A new study published in Autoimmunity Reviews by Professor Yehuda Shoenfeld, the Laura Schwarz-Kipp Chair for Research of Autoimmune Diseases at Tel Aviv University's Sackler Faculty of Medicine and Tel Hashomer, Head of Zabludowicz Center for Autoimmune Diseases at Chaim Sheba Medical Center, suggests that obesity is a primary factor behind autoimmune disorders such as Crohn’s disease and multiple sclerosis. Autoimmune diseases, in which the immune system attacks bodily tissues and systems rather than pathogenic invaders, affect 5-20% of the global community. According to this new research, obesity leads to a breakdown of the body's protective self-tolerance; creating an optimal environment for immunological chaos. Furthermore, chronic obesity generates a progressively pro-inflammatory environment that is likely to increase the disease's progression and hinder treatment applications. "We've been aware of a long list of causes of autoimmune disorders -- infections, smoking, pesticides, lack of vitamins, and so forth. But in the last five years, a new factor has emerged that cannot be ignored: obesity," said Shoenfeld. "According to the World Health Organization, approximately 35% of the global community is overweight or obese, and more than ten autoimmune diseases are known to be associated with increased weight. So it's critical to investigate obesity's involvement in the pathology of such diseases."
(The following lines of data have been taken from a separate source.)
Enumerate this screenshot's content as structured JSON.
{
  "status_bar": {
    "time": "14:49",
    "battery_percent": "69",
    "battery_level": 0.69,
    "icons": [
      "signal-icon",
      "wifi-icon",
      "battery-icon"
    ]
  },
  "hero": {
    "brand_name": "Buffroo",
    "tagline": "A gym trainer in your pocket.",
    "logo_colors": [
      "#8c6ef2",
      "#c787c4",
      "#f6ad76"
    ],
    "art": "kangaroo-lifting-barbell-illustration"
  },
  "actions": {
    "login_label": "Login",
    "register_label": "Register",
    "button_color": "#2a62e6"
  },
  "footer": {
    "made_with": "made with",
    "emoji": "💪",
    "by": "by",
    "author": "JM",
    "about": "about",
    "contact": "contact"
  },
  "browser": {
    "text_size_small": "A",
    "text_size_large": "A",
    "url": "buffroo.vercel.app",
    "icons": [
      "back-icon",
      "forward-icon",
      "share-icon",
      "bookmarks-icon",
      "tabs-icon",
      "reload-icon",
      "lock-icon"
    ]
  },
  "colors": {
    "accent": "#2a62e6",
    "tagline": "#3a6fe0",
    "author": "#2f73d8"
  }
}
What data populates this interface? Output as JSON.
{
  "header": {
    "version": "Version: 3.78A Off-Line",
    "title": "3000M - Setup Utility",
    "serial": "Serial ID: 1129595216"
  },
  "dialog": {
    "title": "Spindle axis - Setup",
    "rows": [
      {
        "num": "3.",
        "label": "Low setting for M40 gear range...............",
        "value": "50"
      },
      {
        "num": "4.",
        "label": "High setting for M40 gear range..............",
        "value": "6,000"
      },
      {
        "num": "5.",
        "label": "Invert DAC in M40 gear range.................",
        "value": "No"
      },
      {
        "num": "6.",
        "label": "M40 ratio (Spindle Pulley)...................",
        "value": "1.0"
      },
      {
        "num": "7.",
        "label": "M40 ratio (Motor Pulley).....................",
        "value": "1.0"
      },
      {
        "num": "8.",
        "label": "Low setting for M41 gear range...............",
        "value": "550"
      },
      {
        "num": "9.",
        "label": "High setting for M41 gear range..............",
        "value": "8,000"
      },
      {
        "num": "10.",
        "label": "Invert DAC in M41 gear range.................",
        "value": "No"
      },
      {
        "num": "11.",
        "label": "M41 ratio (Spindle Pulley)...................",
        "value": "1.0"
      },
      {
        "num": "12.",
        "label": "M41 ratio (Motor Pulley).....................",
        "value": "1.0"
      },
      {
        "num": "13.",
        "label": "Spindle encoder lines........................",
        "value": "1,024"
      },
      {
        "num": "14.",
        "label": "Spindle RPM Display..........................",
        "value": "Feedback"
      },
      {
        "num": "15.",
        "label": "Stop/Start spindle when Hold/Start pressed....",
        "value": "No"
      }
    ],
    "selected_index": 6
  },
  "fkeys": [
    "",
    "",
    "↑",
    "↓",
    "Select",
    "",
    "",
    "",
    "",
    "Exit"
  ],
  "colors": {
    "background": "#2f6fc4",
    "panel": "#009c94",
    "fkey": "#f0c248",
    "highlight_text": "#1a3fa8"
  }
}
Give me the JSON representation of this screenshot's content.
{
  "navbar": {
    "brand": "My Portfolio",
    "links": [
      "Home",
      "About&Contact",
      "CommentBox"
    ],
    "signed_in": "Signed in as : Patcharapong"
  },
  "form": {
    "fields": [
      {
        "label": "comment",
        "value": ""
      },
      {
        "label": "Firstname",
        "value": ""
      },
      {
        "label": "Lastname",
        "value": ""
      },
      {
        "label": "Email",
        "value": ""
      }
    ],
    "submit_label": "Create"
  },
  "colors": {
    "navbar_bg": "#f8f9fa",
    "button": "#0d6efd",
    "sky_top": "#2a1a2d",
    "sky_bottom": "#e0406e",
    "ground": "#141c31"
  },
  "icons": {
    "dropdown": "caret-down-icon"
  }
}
Shoenfeld conducted the study on mice diagnosed with multiple sclerosis, which were given a Mediterranean diet rich in unsaturated fats (promoting obesity). Interestingly, he found that Vitamin D deficiency was also a result of obesity, and once corrected, alleviated paralysis and kidney deterioration associated with the disorder. It also improved the prognosis and survival of the mice. "Modern life makes us all prone to Vitamin D deficiency," said Prof. Shoenfeld. "We live in labs, offices, and cars. When Vitamin D is secreted in fat tissue, it is not released into the body, which needs Vitamin D to function properly. Since Vitamin D supplements are very cheap and have no side effects, they are an ideal compound that should be prescribed to anyone at risk of a compromised immune system."
The team explained that the actions of adipokines (compounds secreted by fat tissue and involved in numerous physiological functions, including immune responses) also have a large part to play in the connection between obesity and immunological disease. Shoenfeld and his team conducted a separate systematic review of 329 studies on the relationship between obesity, adipokines, and immune-related conditions (in addition to their current study). "According to our study and the clinical and experimental data reviewed, the involvement of adipokines in the pathogenesis of these autoimmune diseases is clear," said Prof. Shoenfeld. When adipokines are dysfunctional (as promoted with obesity) they aid in the development of a pro-inflammatory environment as well as progressive metabolic inefficiency.